More than 300 students from the area turned out for the second annual student job fair hosted by the Greater Mount Airy Chamber of Commerce on Thursday.
“It was a great event,” said chamber president and CEO Randy Collins.
The fair is aimed at high school juniors and seniors, as well as students, who are looking to enter the region’s workforce, whether for long-term employment, summer work or an internship. .
There were 48 vendors on site, with booths set up to give students a taste of what their business and field might look like. It was also an opportunity for employers in the region to connect with potential employees and interns.
Lenise Lynch, general manager of the Hampton Inn in Mount Airy, said her company could definitely use additional staff, especially in housekeeping, front desk, laundry and maintenance services.
She said working with young people fresh out of high school or college is an ideal situation for the hotel and for the potential employee — as she thinks it would be for most companies.
“It’s a chance for a company to be able to help them learn what is expected (of the workforce),” she said, adding that young people in their first or second job are often more easy to mold and train to become a strong employee. .
“We can see them coming out of high school and helping them start a great career,” she said. In her industry, she said it’s possible to start in most positions and progress to management and even ownership.
“I’ve been doing this for 16 years,” she says. Lynch started working at the Hampton Inn as a front desk clerk, and within two years was its general manager, a position she has held ever since.
Collins said that was exactly the idea behind the job fair, to help students learn that there are career opportunities in their hometown.
“We hope students realize that there are well-paying jobs right here in our community,” he said, stable jobs that can be a career.
Staff Sgt. William Arnder of the North Carolina National Guard said Thursday was a good day for him and his colleague working at the job fair.
“We had over 25 people sign up,” he said, referring to students who had given him their contact details and expressed interest in exploring working with the Guard. He said he hoped to see 15 to 20 people signing up with the Guard from Thursday’s event.
Arnder said that most positions within the Guard are essentially part-time positions, with some weekends and summer hours required, but that in addition to the salary someone can earn, the Guard offers also to the troops the possibility of making pay the university.
Anna Johnson and Brenna Belcher with Xtreme! Marketing said there were quite a few people interested in their display.
“A lot of kids are interested in graphic design and digital marketing,” Johnson said, adding that her business is looking to grow with more work ahead than it can do with the current size staff.
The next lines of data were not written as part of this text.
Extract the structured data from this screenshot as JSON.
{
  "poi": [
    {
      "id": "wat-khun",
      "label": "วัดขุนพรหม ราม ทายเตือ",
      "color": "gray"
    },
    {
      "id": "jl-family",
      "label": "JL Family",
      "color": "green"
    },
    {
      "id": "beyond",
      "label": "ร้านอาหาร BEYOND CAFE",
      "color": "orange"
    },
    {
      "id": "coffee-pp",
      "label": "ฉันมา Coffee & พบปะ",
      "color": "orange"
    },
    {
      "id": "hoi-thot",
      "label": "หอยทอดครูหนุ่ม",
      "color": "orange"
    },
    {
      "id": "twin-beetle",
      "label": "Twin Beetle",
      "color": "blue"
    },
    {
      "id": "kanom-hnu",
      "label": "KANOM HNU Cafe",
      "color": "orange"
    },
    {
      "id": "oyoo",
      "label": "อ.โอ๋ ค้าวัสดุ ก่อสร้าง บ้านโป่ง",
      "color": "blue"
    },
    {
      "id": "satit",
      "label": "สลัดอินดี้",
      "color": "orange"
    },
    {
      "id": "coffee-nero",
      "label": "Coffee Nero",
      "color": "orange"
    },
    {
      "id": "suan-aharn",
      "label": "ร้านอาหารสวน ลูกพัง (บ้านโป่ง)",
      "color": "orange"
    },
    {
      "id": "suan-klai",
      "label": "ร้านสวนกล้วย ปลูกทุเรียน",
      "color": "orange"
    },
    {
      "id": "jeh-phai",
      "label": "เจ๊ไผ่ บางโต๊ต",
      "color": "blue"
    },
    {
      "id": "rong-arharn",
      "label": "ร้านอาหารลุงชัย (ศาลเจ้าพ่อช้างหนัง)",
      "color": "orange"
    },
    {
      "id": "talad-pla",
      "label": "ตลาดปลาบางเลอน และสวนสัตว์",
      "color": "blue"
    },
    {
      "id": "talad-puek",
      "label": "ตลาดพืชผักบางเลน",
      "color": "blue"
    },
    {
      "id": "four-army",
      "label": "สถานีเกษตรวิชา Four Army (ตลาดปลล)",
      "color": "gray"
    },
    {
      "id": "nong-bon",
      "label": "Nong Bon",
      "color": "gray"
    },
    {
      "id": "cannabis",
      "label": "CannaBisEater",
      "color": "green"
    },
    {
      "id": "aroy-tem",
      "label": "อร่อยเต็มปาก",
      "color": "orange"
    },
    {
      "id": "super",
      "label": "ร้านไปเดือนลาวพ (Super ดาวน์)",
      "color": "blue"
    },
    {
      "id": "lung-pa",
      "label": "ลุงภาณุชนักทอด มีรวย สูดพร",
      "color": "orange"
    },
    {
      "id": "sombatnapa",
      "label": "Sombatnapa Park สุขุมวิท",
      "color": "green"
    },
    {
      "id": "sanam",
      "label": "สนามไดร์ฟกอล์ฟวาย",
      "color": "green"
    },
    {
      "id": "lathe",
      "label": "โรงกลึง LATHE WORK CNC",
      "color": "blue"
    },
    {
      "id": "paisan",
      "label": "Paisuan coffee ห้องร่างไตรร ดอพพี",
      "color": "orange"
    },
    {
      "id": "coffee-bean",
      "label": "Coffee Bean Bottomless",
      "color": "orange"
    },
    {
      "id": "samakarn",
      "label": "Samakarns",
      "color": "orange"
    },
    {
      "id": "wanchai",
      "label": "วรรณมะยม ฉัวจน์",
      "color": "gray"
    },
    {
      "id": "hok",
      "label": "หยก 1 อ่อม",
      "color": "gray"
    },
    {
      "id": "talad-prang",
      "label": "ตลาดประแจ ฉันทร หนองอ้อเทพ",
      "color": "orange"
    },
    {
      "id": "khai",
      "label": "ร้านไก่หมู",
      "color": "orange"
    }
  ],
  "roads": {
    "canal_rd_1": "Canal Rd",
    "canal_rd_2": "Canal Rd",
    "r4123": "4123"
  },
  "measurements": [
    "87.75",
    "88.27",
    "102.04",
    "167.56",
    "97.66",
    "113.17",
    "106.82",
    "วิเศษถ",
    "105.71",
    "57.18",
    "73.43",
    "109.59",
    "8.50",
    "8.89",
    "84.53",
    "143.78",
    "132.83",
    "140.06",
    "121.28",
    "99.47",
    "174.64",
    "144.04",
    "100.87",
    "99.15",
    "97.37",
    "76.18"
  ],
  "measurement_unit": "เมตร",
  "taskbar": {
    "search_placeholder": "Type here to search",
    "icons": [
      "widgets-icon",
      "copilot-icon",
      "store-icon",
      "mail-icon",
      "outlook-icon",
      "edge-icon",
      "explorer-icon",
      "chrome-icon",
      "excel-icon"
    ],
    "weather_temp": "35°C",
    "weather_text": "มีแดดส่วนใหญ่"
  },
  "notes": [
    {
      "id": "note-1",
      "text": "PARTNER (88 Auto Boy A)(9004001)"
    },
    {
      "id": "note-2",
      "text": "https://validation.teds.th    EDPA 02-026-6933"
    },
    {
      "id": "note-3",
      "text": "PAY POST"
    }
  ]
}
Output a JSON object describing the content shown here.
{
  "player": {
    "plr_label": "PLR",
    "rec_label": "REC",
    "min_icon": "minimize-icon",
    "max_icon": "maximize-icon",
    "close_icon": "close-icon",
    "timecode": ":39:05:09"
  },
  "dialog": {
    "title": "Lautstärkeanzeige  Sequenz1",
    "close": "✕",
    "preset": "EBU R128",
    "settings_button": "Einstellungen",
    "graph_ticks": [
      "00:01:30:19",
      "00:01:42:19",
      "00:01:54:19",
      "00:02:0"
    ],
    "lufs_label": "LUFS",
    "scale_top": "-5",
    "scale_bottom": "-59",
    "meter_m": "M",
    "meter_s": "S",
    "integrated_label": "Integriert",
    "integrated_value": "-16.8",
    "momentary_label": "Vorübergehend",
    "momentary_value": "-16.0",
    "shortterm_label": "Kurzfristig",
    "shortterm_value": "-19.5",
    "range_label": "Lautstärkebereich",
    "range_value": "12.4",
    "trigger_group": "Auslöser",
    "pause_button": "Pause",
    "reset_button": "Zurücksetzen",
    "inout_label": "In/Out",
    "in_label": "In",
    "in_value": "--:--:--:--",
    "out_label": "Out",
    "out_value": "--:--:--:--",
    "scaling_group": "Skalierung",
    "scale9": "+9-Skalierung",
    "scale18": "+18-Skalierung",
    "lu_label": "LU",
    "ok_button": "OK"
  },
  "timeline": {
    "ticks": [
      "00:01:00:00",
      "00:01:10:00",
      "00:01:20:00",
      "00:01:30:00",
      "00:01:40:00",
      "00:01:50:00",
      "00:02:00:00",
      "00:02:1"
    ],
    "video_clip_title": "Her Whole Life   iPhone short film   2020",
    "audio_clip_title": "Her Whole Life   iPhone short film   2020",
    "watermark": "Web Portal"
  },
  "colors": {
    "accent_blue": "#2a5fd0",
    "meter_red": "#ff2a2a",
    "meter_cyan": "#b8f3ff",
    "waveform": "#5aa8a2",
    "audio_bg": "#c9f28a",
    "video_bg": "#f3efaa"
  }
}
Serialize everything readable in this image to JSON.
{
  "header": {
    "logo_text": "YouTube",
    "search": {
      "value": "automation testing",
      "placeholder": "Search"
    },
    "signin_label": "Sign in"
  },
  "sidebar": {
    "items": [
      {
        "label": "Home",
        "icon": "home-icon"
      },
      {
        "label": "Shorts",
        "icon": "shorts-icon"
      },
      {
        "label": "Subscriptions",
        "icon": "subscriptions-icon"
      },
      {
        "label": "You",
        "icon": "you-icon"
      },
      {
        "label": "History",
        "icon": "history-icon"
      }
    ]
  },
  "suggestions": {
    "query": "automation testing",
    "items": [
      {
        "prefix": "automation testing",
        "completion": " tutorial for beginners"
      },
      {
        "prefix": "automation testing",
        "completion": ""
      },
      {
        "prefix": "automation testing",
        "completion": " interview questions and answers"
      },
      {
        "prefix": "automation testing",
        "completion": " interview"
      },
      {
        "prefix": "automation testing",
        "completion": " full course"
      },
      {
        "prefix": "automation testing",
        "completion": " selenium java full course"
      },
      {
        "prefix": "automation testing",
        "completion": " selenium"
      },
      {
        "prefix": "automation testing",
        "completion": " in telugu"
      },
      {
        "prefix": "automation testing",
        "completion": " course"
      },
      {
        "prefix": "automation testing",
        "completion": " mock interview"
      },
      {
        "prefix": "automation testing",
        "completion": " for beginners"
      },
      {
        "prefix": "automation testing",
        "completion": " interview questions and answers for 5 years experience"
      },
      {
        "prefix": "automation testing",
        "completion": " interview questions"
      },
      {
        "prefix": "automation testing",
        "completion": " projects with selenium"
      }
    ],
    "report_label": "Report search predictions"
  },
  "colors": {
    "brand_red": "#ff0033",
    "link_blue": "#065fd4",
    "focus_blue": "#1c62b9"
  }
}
Several students have left their curriculum vitae or filled in their application.
Teresa Grimm of Hardy Brothers Trucking said her stand attracted many students.
“We had a number of them wanting to be mechanics,” she said. “First, she specifically wanted to be a diesel mechanic.”
While her company could certainly use mechanics, she said her biggest need was for drivers. His company needs the two drivers to run regional runs that typically run two or three runs a week covering a total of 2,000 to 3,000 miles; and long-term drivers from coast to coast. For those going west and back, she said the company generally likes two-person driving teams, and a husband and wife team is often perfect for such races.
Grimm said his company refers students interested in this field to Surry Community College’s truck driving program.
Among the four dozen local businesses with booths set up were Northern Regional Hospital, run by Daniel Combs, who works in staff development and student programs at the hospital, and Vanessa Bottomley, co-ordinator of unit in the emergency department.
Bottomley said the two used a CPR simulator to show the youngsters how to determine if someone needs CPR and how to administer the often life-saving maneuver.
“We probably had 100 kids using it today,” she said.
While most people think of medicine-related jobs when considering a career in a hospital, Combs said he tried to point out to visitors that there were other jobs there.
“We have people in marketing, people who work in the labs, who do x-rays. A young woman said she wasn’t interested in any of those, she wanted to go into accounting. I told him, we also have accountants.
Bottomley pointed out that the job fair may be to show students the job opportunities in Surry County and Mount Airy, it’s also a time for the hospital and other employers to inquire. on a whole new wave of potential workers.
“We have some really good talent here,” she said of people in the community.